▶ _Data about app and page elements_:

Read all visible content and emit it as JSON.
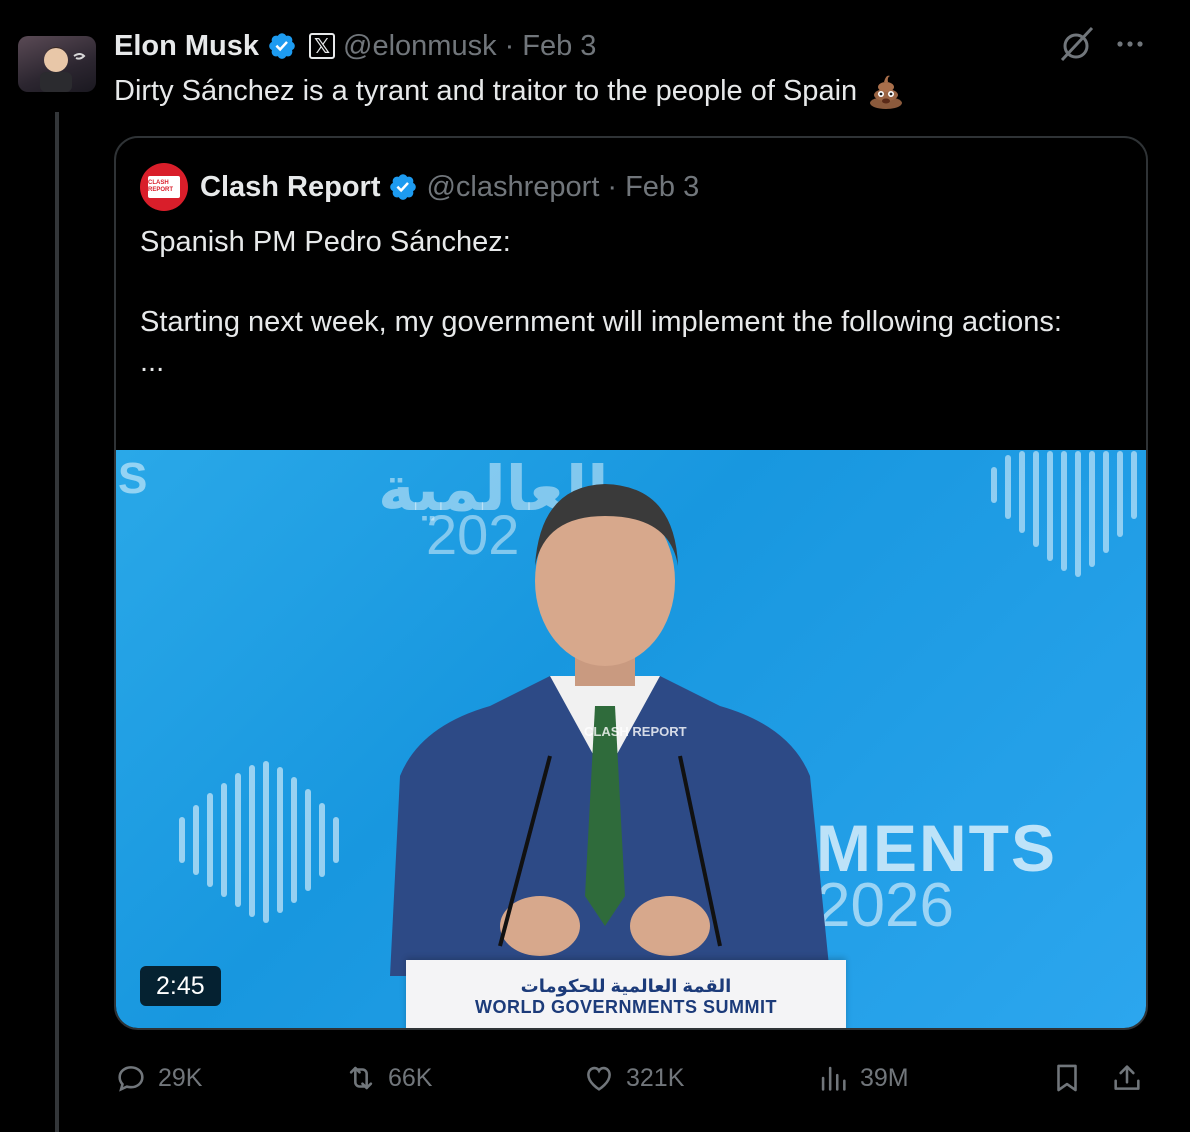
{
  "tweet": {
    "author_name": "Elon Musk",
    "handle": "@elonmusk",
    "separator": "·",
    "date": "Feb 3",
    "affiliate_badge": "𝕏",
    "text": "Dirty Sánchez is a tyrant and traitor to the people of Spain",
    "emoji": "pile-of-poo-icon"
  },
  "quote": {
    "author_name": "Clash Report",
    "handle": "@clashreport",
    "separator": "·",
    "date": "Feb 3",
    "avatar_text": "CLASH REPORT",
    "body": "Spanish PM Pedro Sánchez:\n\nStarting next week, my government will implement the following actions:\n...",
    "video": {
      "duration": "2:45",
      "watermark": "CLASH REPORT",
      "bg_arabic": "العالمية",
      "bg_year": "202",
      "bg_ments": "MENTS",
      "bg_2026": "2026",
      "bg_s": "S",
      "podium_arabic": "القمة العالمية للحكومات",
      "podium_english": "WORLD GOVERNMENTS SUMMIT"
    }
  },
  "actions": {
    "replies": "29K",
    "reposts": "66K",
    "likes": "321K",
    "views": "39M"
  },
  "colors": {
    "background": "#000000",
    "text": "#e7e9ea",
    "secondary": "#71767b",
    "verified": "#1d9bf0",
    "border": "#2f3336"
  }
}
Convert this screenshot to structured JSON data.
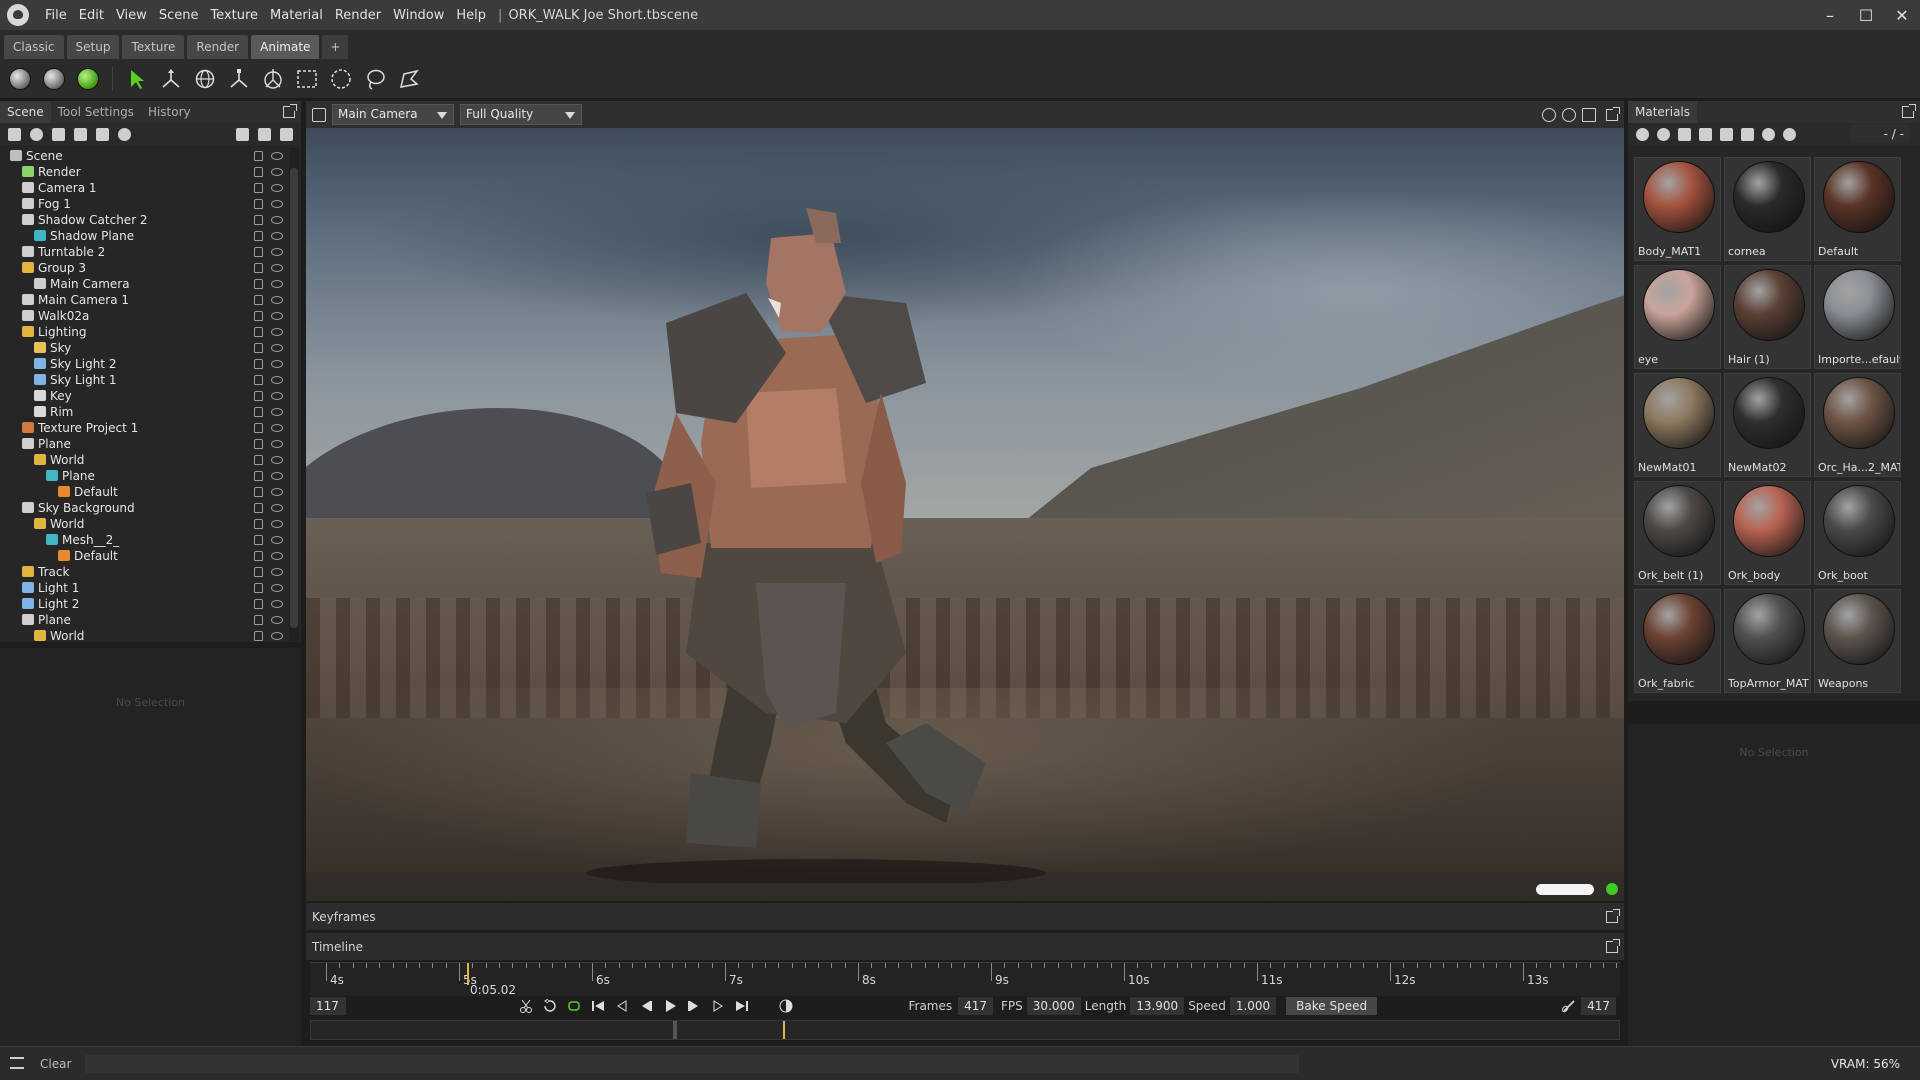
{
  "titlebar": {
    "menu": [
      "File",
      "Edit",
      "View",
      "Scene",
      "Texture",
      "Material",
      "Render",
      "Window",
      "Help"
    ],
    "separator": "|",
    "document": "ORK_WALK Joe Short.tbscene",
    "controls": [
      "minimize-icon",
      "maximize-icon",
      "close-icon"
    ]
  },
  "workspace_tabs": [
    "Classic",
    "Setup",
    "Texture",
    "Render",
    "Animate",
    "+"
  ],
  "active_workspace": "Animate",
  "scene_panel": {
    "tabs": [
      "Scene",
      "Tool Settings",
      "History"
    ],
    "active_tab": "Scene",
    "no_selection": "No Selection",
    "tree": [
      {
        "label": "Scene",
        "depth": 0,
        "icon": "scene-icon",
        "color": "#bfbfbf"
      },
      {
        "label": "Render",
        "depth": 1,
        "icon": "render-icon",
        "color": "#8fd16a"
      },
      {
        "label": "Camera 1",
        "depth": 1,
        "icon": "camera-icon",
        "color": "#cfcfcf"
      },
      {
        "label": "Fog 1",
        "depth": 1,
        "icon": "fog-icon",
        "color": "#cfcfcf"
      },
      {
        "label": "Shadow Catcher 2",
        "depth": 1,
        "icon": "shadow-catcher-icon",
        "color": "#cfcfcf"
      },
      {
        "label": "Shadow Plane",
        "depth": 2,
        "icon": "mesh-icon",
        "color": "#3fb6c9"
      },
      {
        "label": "Turntable 2",
        "depth": 1,
        "icon": "turntable-icon",
        "color": "#cfcfcf"
      },
      {
        "label": "Group 3",
        "depth": 1,
        "icon": "folder-icon",
        "color": "#e2b33e"
      },
      {
        "label": "Main Camera",
        "depth": 2,
        "icon": "camera-icon",
        "color": "#cfcfcf"
      },
      {
        "label": "Main Camera 1",
        "depth": 1,
        "icon": "camera-icon",
        "color": "#cfcfcf"
      },
      {
        "label": "Walk02a",
        "depth": 1,
        "icon": "file-icon",
        "color": "#cfcfcf"
      },
      {
        "label": "Lighting",
        "depth": 1,
        "icon": "folder-icon",
        "color": "#e2b33e"
      },
      {
        "label": "Sky",
        "depth": 2,
        "icon": "sky-icon",
        "color": "#e8c35a"
      },
      {
        "label": "Sky Light 2",
        "depth": 2,
        "icon": "light-icon",
        "color": "#7fb2e6"
      },
      {
        "label": "Sky Light 1",
        "depth": 2,
        "icon": "light-icon",
        "color": "#7fb2e6"
      },
      {
        "label": "Key",
        "depth": 2,
        "icon": "light-icon",
        "color": "#d9d9d9"
      },
      {
        "label": "Rim",
        "depth": 2,
        "icon": "light-icon",
        "color": "#d9d9d9"
      },
      {
        "label": "Texture Project 1",
        "depth": 1,
        "icon": "texture-project-icon",
        "color": "#d07a3a"
      },
      {
        "label": "Plane",
        "depth": 1,
        "icon": "file-icon",
        "color": "#cfcfcf"
      },
      {
        "label": "World",
        "depth": 2,
        "icon": "folder-icon",
        "color": "#e2b33e"
      },
      {
        "label": "Plane",
        "depth": 3,
        "icon": "mesh-icon",
        "color": "#3fb6c9"
      },
      {
        "label": "Default",
        "depth": 4,
        "icon": "material-icon",
        "color": "#e58a2e"
      },
      {
        "label": "Sky Background",
        "depth": 1,
        "icon": "file-icon",
        "color": "#cfcfcf"
      },
      {
        "label": "World",
        "depth": 2,
        "icon": "folder-icon",
        "color": "#e2b33e"
      },
      {
        "label": "Mesh__2_",
        "depth": 3,
        "icon": "mesh-icon",
        "color": "#3fb6c9"
      },
      {
        "label": "Default",
        "depth": 4,
        "icon": "material-icon",
        "color": "#e58a2e"
      },
      {
        "label": "Track",
        "depth": 1,
        "icon": "folder-icon",
        "color": "#e2b33e"
      },
      {
        "label": "Light 1",
        "depth": 1,
        "icon": "light-icon",
        "color": "#7fb2e6"
      },
      {
        "label": "Light 2",
        "depth": 1,
        "icon": "light-icon",
        "color": "#7fb2e6"
      },
      {
        "label": "Plane",
        "depth": 1,
        "icon": "file-icon",
        "color": "#cfcfcf"
      },
      {
        "label": "World",
        "depth": 2,
        "icon": "folder-icon",
        "color": "#e2b33e"
      }
    ]
  },
  "viewport": {
    "camera": "Main Camera",
    "quality": "Full Quality",
    "no_selection": "No Selection"
  },
  "keyframes": {
    "title": "Keyframes"
  },
  "timeline": {
    "title": "Timeline",
    "ticks": [
      "4s",
      "5s",
      "6s",
      "7s",
      "8s",
      "9s",
      "10s",
      "11s",
      "12s",
      "13s"
    ],
    "playhead_label": "0:05.02",
    "current_frame": "117",
    "frames_label": "Frames",
    "frames": "417",
    "fps_label": "FPS",
    "fps": "30.000",
    "length_label": "Length",
    "length": "13.900",
    "speed_label": "Speed",
    "speed": "1.000",
    "bake_label": "Bake Speed",
    "end_frame": "417"
  },
  "materials": {
    "title": "Materials",
    "counter": "- / -",
    "no_selection": "No Selection",
    "items": [
      {
        "name": "Body_MAT1",
        "color": "#a5533f"
      },
      {
        "name": "cornea",
        "color": "#2a2a2a"
      },
      {
        "name": "Default",
        "color": "#5a3326"
      },
      {
        "name": "eye",
        "color": "#c9a49a"
      },
      {
        "name": "Hair (1)",
        "color": "#5a4034"
      },
      {
        "name": "Importe...efault",
        "color": "#8a8e94"
      },
      {
        "name": "NewMat01",
        "color": "#8d7a60"
      },
      {
        "name": "NewMat02",
        "color": "#2f2f2f"
      },
      {
        "name": "Orc_Ha...2_MAT",
        "color": "#6e5446"
      },
      {
        "name": "Ork_belt (1)",
        "color": "#4d4946"
      },
      {
        "name": "Ork_body",
        "color": "#b86352"
      },
      {
        "name": "Ork_boot",
        "color": "#4c4a48"
      },
      {
        "name": "Ork_fabric",
        "color": "#6c4233"
      },
      {
        "name": "TopArmor_MAT",
        "color": "#505050"
      },
      {
        "name": "Weapons",
        "color": "#5c554e"
      }
    ]
  },
  "status": {
    "clear_label": "Clear",
    "vram": "VRAM: 56%"
  }
}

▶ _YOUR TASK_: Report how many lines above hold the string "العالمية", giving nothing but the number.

▶ _EXERCISE RESULT_: 2